=== Begin Enclosure ===

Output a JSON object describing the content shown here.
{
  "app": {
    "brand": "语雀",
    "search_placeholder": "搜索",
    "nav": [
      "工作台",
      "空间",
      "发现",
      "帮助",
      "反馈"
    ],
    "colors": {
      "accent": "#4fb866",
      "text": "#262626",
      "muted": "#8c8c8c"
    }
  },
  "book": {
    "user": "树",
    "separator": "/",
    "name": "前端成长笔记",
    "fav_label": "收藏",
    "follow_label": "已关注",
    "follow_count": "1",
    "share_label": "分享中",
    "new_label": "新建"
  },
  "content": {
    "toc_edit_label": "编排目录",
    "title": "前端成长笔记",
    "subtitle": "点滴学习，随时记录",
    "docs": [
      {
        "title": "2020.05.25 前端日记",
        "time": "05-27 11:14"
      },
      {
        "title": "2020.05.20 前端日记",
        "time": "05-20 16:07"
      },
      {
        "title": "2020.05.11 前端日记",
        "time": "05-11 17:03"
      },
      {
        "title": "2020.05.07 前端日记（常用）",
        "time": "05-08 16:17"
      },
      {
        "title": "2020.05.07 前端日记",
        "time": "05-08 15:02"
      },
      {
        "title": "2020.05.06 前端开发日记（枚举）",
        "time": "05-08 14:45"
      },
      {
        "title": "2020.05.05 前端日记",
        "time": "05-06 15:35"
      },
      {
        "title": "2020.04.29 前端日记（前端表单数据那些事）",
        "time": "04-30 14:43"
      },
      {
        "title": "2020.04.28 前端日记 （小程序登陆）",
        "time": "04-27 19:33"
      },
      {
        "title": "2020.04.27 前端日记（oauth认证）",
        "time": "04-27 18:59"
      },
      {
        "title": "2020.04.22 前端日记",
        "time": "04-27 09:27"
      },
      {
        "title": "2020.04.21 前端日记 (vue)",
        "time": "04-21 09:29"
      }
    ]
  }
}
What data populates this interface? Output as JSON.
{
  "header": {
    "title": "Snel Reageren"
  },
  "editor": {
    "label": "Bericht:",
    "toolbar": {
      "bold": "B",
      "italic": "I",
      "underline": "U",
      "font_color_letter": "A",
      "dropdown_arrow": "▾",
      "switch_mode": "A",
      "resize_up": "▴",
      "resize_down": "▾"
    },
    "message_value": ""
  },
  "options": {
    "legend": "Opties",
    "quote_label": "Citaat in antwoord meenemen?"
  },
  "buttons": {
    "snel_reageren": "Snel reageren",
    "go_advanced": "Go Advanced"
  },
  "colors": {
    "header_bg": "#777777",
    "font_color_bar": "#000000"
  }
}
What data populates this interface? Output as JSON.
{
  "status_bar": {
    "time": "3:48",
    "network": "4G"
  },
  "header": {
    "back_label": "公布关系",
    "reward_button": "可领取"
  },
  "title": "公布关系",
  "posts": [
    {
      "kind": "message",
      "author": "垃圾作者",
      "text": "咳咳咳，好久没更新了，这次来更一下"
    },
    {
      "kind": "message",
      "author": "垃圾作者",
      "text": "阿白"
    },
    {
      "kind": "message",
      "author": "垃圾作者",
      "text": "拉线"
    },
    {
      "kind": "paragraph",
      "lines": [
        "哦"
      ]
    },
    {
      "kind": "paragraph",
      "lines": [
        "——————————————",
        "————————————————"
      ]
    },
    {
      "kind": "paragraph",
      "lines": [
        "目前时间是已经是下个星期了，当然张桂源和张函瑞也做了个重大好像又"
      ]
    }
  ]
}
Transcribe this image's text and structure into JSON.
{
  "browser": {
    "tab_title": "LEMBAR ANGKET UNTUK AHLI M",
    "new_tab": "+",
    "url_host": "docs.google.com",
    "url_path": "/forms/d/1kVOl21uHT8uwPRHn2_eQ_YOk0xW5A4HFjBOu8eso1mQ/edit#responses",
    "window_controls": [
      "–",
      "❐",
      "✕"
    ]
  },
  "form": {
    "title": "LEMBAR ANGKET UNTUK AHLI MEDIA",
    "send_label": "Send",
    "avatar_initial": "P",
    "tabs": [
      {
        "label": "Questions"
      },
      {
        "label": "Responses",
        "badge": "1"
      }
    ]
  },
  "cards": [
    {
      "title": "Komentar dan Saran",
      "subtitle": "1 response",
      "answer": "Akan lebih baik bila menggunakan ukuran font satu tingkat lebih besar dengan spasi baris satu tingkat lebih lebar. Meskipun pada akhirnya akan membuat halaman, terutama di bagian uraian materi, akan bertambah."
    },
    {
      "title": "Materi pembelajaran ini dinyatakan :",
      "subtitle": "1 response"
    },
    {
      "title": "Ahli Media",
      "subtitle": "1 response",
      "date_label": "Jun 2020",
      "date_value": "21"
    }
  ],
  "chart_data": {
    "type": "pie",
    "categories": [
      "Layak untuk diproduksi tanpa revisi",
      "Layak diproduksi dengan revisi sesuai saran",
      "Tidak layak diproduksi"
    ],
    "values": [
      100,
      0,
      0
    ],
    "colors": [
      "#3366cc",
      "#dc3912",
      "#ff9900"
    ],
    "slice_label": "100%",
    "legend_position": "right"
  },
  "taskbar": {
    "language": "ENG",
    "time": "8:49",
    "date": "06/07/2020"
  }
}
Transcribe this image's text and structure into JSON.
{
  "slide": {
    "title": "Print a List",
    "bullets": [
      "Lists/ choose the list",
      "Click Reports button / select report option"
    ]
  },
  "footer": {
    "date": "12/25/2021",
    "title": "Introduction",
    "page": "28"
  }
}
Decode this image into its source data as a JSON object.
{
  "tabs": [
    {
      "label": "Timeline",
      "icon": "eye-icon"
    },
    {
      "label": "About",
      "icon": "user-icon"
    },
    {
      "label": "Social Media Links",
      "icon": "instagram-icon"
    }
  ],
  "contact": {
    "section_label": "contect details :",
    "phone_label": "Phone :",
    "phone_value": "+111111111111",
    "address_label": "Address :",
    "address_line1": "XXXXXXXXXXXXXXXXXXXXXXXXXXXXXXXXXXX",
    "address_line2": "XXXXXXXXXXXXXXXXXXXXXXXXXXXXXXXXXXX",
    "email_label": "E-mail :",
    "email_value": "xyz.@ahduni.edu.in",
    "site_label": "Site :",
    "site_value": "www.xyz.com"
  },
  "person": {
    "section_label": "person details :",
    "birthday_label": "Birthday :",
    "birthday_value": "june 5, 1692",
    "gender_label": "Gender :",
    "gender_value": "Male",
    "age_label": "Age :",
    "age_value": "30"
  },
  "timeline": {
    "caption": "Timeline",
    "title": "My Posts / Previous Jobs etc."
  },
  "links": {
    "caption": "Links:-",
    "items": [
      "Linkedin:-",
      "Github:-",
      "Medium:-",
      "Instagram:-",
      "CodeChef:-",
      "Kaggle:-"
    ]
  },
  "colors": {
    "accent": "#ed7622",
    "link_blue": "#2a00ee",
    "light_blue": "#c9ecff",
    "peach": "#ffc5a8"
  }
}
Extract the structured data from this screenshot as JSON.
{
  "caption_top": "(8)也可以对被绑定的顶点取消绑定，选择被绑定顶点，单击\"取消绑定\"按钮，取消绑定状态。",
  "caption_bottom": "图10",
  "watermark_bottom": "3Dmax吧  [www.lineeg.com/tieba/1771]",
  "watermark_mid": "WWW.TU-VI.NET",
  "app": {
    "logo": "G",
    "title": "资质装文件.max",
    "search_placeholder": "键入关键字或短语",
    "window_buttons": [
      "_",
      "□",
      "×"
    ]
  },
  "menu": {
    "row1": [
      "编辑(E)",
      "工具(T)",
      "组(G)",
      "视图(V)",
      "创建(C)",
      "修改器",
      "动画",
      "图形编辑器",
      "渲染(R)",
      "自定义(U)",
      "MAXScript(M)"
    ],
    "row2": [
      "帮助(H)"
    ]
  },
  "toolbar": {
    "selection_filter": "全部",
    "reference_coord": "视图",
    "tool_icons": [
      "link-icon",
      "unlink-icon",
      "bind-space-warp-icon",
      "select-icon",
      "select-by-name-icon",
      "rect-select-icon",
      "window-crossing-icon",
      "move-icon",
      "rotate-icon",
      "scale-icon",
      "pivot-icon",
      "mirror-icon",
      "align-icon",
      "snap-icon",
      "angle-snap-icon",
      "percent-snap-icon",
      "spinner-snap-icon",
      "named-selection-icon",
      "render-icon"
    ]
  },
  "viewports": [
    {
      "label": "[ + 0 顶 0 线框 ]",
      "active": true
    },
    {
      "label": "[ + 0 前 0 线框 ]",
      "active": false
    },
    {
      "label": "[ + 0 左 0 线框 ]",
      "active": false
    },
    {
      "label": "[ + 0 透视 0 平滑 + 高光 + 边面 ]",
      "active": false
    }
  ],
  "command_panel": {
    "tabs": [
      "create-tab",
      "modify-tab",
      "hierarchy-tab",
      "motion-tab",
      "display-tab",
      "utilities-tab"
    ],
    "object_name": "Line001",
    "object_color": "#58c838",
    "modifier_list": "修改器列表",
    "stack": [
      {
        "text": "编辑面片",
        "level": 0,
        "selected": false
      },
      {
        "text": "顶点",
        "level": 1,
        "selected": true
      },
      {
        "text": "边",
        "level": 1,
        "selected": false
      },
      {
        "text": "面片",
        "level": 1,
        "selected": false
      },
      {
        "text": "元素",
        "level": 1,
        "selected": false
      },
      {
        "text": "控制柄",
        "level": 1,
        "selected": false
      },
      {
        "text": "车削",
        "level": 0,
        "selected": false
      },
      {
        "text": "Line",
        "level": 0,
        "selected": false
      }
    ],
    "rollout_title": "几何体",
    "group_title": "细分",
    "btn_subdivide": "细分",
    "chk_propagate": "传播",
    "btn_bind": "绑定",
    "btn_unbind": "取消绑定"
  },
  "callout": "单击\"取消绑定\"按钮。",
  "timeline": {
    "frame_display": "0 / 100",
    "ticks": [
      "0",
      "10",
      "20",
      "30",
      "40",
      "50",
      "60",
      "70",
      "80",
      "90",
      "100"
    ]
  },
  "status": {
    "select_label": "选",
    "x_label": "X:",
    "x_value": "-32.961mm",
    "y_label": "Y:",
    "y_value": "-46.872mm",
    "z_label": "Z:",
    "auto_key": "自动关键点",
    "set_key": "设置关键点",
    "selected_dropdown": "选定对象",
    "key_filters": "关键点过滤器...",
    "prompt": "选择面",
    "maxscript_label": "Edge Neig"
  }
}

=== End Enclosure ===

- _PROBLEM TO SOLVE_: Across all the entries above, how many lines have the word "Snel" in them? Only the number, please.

- _FINAL ANSWER_: 2